• [Work request] Please return every line below that contains the string "JSON".

Stored items
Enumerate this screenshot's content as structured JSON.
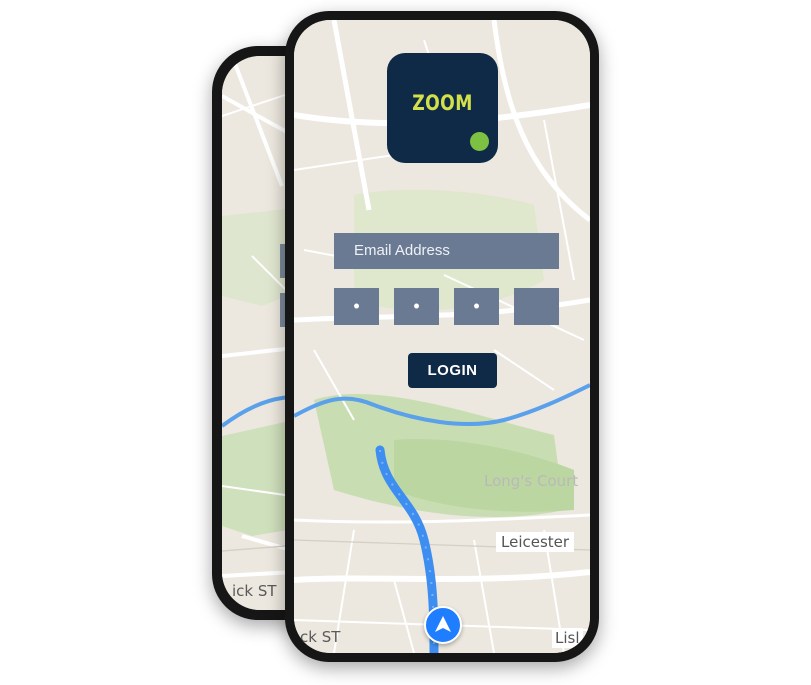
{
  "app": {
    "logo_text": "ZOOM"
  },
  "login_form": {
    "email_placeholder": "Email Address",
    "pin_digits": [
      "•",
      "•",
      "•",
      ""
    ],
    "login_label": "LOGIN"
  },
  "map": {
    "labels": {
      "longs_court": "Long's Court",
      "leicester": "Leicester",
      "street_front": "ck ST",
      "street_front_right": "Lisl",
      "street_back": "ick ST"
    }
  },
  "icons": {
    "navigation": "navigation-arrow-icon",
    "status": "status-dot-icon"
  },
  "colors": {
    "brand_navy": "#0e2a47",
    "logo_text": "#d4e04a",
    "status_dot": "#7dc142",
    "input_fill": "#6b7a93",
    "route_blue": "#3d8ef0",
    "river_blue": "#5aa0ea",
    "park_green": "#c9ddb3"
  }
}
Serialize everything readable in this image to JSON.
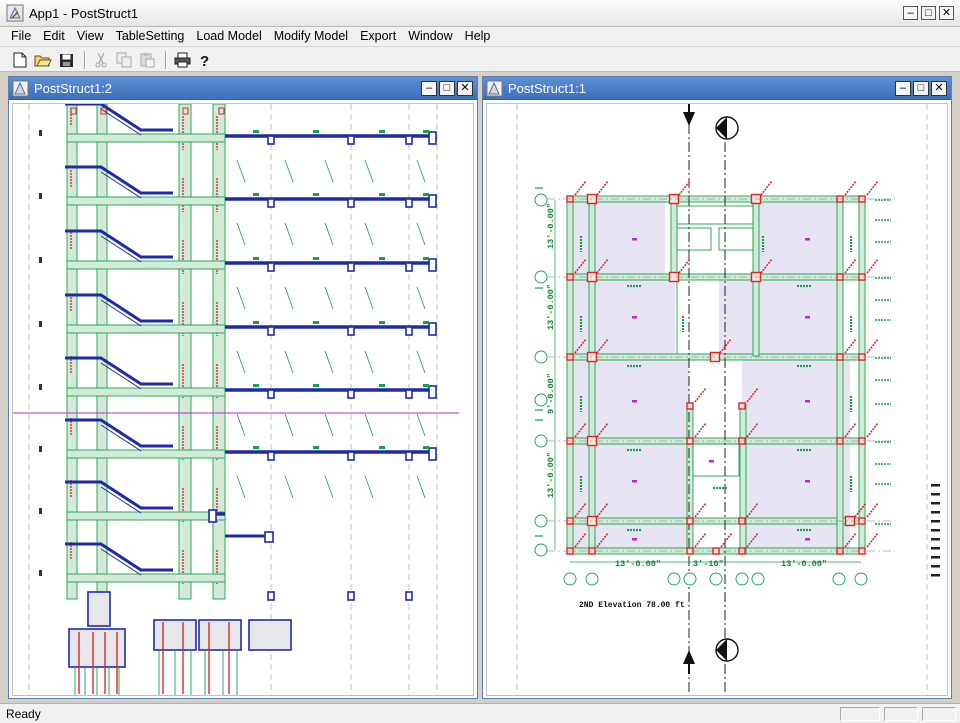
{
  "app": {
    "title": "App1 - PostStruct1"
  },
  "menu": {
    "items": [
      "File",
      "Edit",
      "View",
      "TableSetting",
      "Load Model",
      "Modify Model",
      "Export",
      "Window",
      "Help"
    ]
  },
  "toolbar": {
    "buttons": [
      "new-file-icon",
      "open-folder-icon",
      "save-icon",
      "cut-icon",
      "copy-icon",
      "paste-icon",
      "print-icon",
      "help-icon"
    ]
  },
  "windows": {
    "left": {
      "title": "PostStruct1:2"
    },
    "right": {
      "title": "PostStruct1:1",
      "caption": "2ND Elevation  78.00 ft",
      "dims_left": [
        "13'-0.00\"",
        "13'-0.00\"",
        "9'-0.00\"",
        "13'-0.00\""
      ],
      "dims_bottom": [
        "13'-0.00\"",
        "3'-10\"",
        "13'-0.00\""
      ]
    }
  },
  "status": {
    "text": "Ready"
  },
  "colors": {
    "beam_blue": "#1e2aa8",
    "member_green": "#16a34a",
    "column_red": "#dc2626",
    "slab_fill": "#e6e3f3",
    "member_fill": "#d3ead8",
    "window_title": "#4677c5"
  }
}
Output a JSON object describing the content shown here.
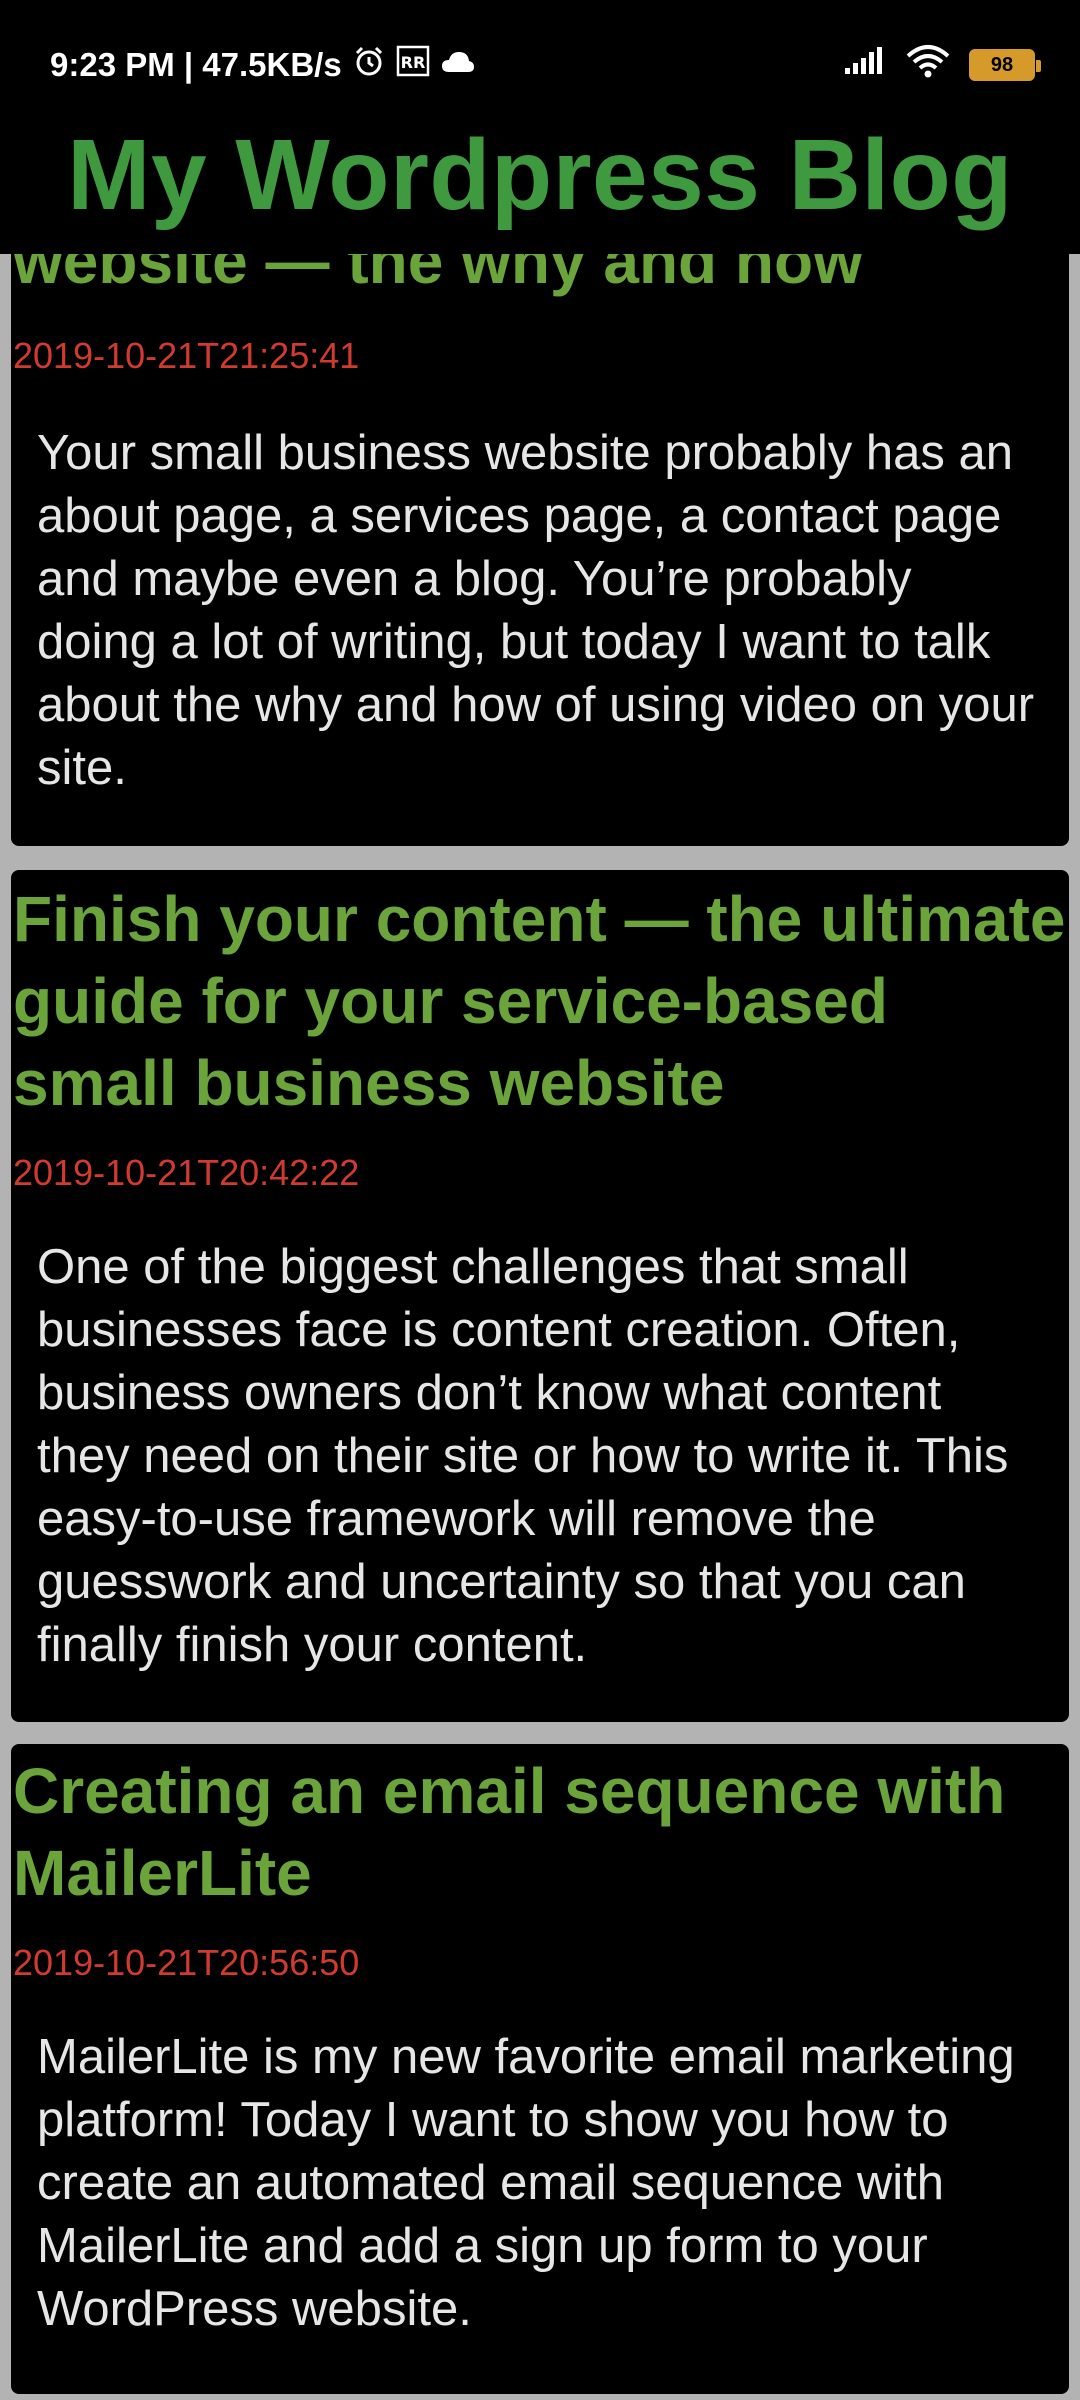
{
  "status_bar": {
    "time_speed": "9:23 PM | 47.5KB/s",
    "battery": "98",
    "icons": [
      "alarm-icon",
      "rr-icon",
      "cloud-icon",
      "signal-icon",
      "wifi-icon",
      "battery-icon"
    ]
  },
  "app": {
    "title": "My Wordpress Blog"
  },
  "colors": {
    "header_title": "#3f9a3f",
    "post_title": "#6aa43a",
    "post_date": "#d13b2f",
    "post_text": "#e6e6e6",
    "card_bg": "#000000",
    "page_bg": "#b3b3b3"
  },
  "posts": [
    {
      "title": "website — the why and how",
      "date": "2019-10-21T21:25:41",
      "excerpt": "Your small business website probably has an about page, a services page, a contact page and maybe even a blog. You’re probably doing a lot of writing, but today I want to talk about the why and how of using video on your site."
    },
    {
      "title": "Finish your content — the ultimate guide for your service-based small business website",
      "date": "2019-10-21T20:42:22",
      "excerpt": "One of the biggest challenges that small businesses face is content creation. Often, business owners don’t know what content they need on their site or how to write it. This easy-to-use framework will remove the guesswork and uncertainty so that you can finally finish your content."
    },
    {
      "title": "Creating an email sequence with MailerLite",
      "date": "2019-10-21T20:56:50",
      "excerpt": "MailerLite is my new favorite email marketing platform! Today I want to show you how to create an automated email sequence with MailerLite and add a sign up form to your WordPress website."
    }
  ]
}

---

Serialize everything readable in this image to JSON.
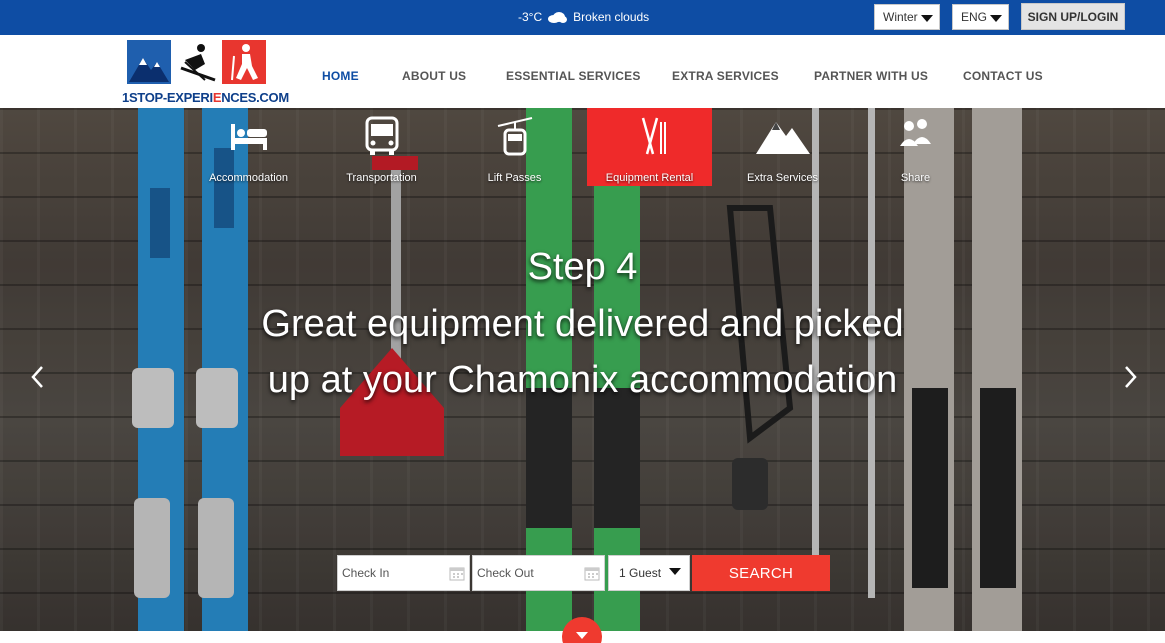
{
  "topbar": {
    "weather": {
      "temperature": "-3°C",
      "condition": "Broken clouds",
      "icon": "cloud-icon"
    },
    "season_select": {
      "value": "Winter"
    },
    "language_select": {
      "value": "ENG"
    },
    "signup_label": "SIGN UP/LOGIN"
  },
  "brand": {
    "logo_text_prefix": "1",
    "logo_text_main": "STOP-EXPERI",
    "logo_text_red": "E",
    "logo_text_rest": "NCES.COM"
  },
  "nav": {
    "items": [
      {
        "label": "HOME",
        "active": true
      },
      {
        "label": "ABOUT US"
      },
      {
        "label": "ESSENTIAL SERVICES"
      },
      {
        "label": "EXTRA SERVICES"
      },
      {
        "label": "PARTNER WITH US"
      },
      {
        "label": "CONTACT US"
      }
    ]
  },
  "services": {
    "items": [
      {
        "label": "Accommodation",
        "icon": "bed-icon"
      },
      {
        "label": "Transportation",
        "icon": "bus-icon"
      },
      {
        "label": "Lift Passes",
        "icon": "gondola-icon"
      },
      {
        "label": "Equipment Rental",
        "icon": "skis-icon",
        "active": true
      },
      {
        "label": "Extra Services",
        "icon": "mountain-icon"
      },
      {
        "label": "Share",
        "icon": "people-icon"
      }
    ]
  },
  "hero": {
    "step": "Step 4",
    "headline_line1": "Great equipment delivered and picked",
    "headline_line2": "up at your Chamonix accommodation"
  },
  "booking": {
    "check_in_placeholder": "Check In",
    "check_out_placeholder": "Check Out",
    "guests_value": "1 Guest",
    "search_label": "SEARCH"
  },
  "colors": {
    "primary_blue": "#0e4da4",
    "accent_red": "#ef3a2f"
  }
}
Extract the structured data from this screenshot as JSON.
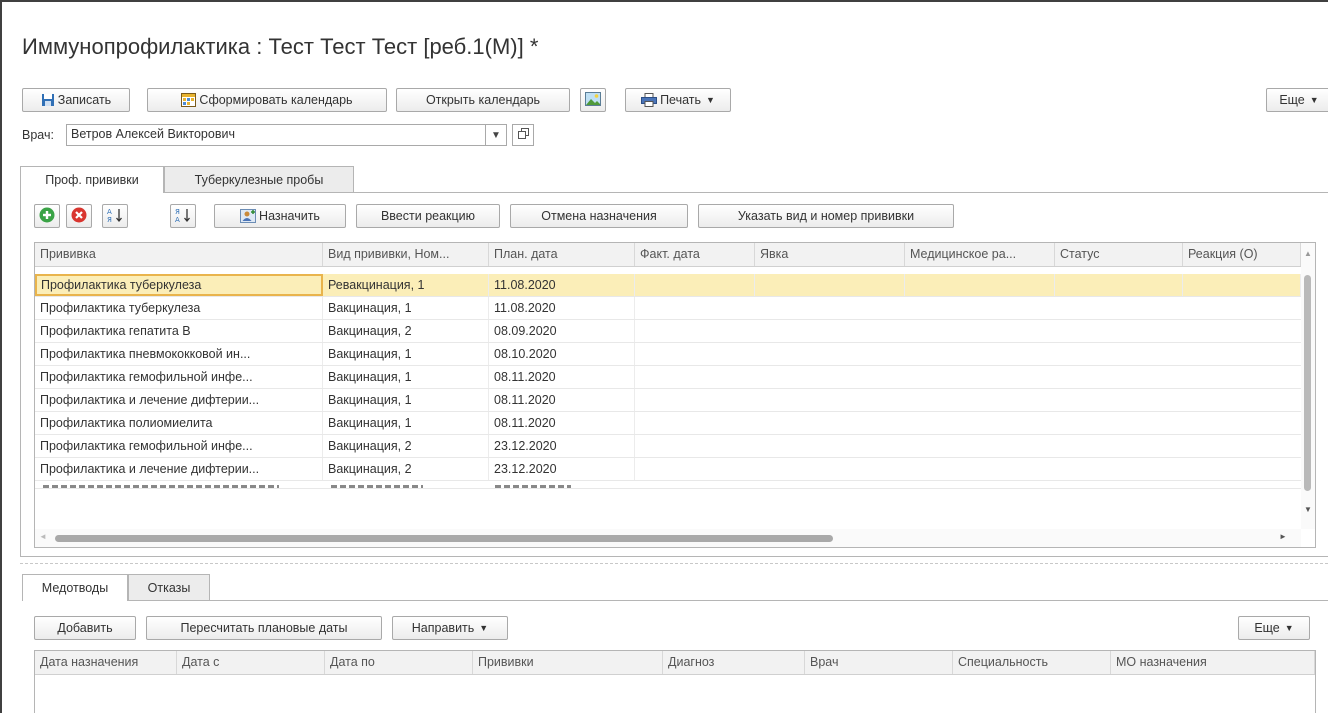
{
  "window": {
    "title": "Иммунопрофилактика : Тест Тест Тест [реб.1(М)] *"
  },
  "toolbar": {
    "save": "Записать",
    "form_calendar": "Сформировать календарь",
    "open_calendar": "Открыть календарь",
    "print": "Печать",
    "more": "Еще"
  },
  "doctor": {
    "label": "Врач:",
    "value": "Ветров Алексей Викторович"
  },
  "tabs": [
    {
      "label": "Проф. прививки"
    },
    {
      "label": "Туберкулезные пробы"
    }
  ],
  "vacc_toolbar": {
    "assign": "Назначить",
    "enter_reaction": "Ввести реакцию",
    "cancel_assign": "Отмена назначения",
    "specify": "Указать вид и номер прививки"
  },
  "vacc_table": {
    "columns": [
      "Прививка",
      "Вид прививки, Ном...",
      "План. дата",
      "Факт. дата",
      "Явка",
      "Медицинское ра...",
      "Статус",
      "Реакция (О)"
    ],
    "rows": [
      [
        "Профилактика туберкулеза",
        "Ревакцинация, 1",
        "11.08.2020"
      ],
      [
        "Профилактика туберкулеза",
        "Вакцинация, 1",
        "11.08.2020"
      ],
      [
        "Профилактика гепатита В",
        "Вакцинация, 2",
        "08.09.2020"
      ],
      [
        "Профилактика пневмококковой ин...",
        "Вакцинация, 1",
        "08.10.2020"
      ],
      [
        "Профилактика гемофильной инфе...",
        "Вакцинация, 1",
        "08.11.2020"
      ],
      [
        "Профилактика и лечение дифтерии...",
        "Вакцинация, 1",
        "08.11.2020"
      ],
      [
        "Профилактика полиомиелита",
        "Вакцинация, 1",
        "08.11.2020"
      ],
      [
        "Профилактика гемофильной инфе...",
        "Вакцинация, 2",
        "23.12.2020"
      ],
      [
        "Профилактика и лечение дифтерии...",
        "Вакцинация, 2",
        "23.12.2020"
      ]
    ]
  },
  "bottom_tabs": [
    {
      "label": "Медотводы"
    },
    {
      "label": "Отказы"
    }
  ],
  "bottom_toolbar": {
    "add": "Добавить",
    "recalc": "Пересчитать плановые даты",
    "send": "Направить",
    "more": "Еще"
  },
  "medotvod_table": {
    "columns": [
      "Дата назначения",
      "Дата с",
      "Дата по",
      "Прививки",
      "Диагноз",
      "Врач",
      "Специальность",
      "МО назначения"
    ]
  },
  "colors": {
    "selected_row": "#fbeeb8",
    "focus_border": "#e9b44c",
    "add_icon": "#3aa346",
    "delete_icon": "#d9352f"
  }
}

• [Solution below]
Enumerate this screenshot's content as structured JSON.
Serialize everything readable in this image to JSON.
Output a JSON object describing the content shown here.
Serialize everything readable in this image to JSON.
Extract the structured data from this screenshot as JSON.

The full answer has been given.